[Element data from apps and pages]
· · · · ·

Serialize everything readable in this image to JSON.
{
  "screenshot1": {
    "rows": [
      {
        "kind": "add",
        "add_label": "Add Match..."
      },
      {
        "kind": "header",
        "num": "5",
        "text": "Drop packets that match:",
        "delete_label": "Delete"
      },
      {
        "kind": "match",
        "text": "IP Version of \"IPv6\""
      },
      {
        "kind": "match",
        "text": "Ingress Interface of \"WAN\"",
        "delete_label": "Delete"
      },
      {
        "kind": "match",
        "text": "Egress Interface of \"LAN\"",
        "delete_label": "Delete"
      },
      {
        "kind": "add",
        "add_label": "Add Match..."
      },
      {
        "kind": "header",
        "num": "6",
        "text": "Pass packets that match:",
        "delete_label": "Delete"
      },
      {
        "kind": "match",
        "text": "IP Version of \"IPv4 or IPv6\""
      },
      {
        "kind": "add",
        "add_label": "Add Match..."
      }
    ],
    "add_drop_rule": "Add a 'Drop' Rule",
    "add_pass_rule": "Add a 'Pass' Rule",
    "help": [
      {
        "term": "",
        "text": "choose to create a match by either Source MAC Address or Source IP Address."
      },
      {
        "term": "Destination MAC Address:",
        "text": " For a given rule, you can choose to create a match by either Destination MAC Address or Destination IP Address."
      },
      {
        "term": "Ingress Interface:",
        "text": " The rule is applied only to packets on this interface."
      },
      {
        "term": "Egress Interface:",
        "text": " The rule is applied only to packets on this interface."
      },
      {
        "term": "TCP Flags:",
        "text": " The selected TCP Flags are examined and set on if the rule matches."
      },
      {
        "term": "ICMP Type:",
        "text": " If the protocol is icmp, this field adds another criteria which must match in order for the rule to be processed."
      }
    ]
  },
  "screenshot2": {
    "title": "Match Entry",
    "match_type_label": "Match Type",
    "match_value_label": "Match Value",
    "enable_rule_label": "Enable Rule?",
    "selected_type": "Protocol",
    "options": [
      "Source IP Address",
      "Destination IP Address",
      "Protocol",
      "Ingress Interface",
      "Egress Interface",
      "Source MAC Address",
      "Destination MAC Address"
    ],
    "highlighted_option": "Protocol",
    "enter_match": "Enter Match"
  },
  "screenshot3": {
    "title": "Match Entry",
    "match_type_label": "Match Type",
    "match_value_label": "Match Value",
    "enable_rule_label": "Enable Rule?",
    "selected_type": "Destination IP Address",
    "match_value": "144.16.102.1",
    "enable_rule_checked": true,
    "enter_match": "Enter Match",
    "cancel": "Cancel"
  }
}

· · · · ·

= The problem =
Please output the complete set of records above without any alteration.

= Solution to this task =
Serialize everything readable in this image to JSON.
{
  "screenshot1": {
    "rows": [
      {
        "kind": "add",
        "add_label": "Add Match..."
      },
      {
        "kind": "header",
        "num": "5",
        "text": "Drop packets that match:",
        "delete_label": "Delete"
      },
      {
        "kind": "match",
        "text": "IP Version of \"IPv6\""
      },
      {
        "kind": "match",
        "text": "Ingress Interface of \"WAN\"",
        "delete_label": "Delete"
      },
      {
        "kind": "match",
        "text": "Egress Interface of \"LAN\"",
        "delete_label": "Delete"
      },
      {
        "kind": "add",
        "add_label": "Add Match..."
      },
      {
        "kind": "header",
        "num": "6",
        "text": "Pass packets that match:",
        "delete_label": "Delete"
      },
      {
        "kind": "match",
        "text": "IP Version of \"IPv4 or IPv6\""
      },
      {
        "kind": "add",
        "add_label": "Add Match..."
      }
    ],
    "add_drop_rule": "Add a 'Drop' Rule",
    "add_pass_rule": "Add a 'Pass' Rule",
    "help": [
      {
        "term": "",
        "text": "choose to create a match by either Source MAC Address or Source IP Address."
      },
      {
        "term": "Destination MAC Address:",
        "text": " For a given rule, you can choose to create a match by either Destination MAC Address or Destination IP Address."
      },
      {
        "term": "Ingress Interface:",
        "text": " The rule is applied only to packets on this interface."
      },
      {
        "term": "Egress Interface:",
        "text": " The rule is applied only to packets on this interface."
      },
      {
        "term": "TCP Flags:",
        "text": " The selected TCP Flags are examined and set on if the rule matches."
      },
      {
        "term": "ICMP Type:",
        "text": " If the protocol is icmp, this field adds another criteria which must match in order for the rule to be processed."
      }
    ]
  },
  "screenshot2": {
    "title": "Match Entry",
    "match_type_label": "Match Type",
    "match_value_label": "Match Value",
    "enable_rule_label": "Enable Rule?",
    "selected_type": "Protocol",
    "options": [
      "Source IP Address",
      "Destination IP Address",
      "Protocol",
      "Ingress Interface",
      "Egress Interface",
      "Source MAC Address",
      "Destination MAC Address"
    ],
    "highlighted_option": "Protocol",
    "enter_match": "Enter Match"
  },
  "screenshot3": {
    "title": "Match Entry",
    "match_type_label": "Match Type",
    "match_value_label": "Match Value",
    "enable_rule_label": "Enable Rule?",
    "selected_type": "Destination IP Address",
    "match_value": "144.16.102.1",
    "enable_rule_checked": true,
    "enter_match": "Enter Match",
    "cancel": "Cancel"
  }
}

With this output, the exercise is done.